Join or Sign In

Sign in to customize your TV listings

Continue with Facebook Continue with email

By joining TV Guide, you agree to our Terms of Use and acknowledge the data practices in our Privacy Policy.

The Devil's Miner Reviews

Told almost entirely from the point of view of a 14-year-old Bolivian silver miner who supports his family by toiling deep under the mountains of Cerro Rico, Kief Davidson's riveting documentary is a deeply troubling look at child labor under horrendous conditions. Basilio, whose father died when he was only 2, isn't even the youngest child to work the Cerro Rico silver mines, which are nearly depleted of mineral resources after centuries of drilling; Basilio's 12-year-brother, Bernardino, works alongside him in the hopes that together they'll bring home enough money to feed their widowed mother and younger sister. The family lives in an unheated stone hut on the mountain, not far from the mine entrances; the boys' mother makes a pittance guarding the tools and belongings of the workers who return home each night to nearby Potosi, but it's hardly enough. She has no choice but to send her sons deep into the earth to a place so far removed from God that these Catholic miners feel compelled to pray to the devil for their safety. Each of the 500-odd mines that snake deep under Cerro Rico is home to a blank-eyed "Tio," a demonic idol that could be as old as the mine itself and to which wary miners offer alcohol, cigarettes and handfuls of coca leaves — a stimulant the miners chew to kill their hunger and keep them awake for shifts that can last 24 hours. In return they pray to Tio to protect them from the explosions and falling rocks that have killed countless miners over the years earning the region the ominous nickname "the mountain that eats men." Nothing is certain in this infernal region so far from the light of day, except early death: Few miners live past the age of 40, when the dust they've inhaled for years finally causes their lungs to explode. Ironically, Basilio's dream of one day escaping this terrible fate by staying in school — where, like other child miners, he's ostracized by other children, who call him "rock thief" and "dust sucker" — only drives him deeper underground: In order to afford the required school uniform for himself and his siblings, Basilio takes a job at one of the oldest and most dangerous mines.
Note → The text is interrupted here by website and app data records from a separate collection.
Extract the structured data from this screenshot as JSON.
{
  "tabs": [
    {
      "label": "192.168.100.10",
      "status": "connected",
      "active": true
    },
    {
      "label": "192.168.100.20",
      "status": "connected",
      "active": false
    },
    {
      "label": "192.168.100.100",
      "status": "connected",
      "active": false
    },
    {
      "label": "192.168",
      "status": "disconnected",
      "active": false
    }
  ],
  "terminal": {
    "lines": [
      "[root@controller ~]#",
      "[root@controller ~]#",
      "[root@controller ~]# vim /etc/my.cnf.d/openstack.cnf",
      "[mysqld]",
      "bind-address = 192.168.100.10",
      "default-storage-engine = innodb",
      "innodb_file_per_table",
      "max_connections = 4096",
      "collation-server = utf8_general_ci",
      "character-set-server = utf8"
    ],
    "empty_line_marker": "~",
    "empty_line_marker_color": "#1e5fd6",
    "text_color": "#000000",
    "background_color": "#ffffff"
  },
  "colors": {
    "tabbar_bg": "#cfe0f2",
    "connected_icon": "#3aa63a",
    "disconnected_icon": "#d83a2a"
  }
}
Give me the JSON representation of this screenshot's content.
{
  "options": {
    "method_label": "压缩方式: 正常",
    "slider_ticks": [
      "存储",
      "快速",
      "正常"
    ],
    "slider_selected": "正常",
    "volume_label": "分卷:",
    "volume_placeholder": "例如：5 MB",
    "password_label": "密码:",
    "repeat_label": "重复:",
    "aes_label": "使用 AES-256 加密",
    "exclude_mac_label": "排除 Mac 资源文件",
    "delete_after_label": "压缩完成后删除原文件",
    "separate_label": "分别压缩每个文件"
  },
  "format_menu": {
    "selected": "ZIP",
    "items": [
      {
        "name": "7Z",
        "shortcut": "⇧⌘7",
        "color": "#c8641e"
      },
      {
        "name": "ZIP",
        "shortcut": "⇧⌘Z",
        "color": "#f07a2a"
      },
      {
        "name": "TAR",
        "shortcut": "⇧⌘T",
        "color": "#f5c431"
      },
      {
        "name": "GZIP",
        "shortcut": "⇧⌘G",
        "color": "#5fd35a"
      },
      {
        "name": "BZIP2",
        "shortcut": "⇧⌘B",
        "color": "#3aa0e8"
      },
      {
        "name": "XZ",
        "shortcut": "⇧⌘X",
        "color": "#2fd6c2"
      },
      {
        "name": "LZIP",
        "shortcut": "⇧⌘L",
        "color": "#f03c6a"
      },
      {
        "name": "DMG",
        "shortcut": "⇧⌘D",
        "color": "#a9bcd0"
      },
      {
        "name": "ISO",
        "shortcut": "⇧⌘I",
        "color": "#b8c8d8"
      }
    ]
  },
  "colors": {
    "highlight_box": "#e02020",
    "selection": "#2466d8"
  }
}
The terrifying thought of a workplace so hellish that workers actually pray to the devil for their well-being is horrifying enough, but it's doubly so when the workers are mere children. Basilio narrates his tale with such wit and wisdom that one comes away from the film wondering how much youthful potential is slowly being choked to death deep within the bowels of the earth.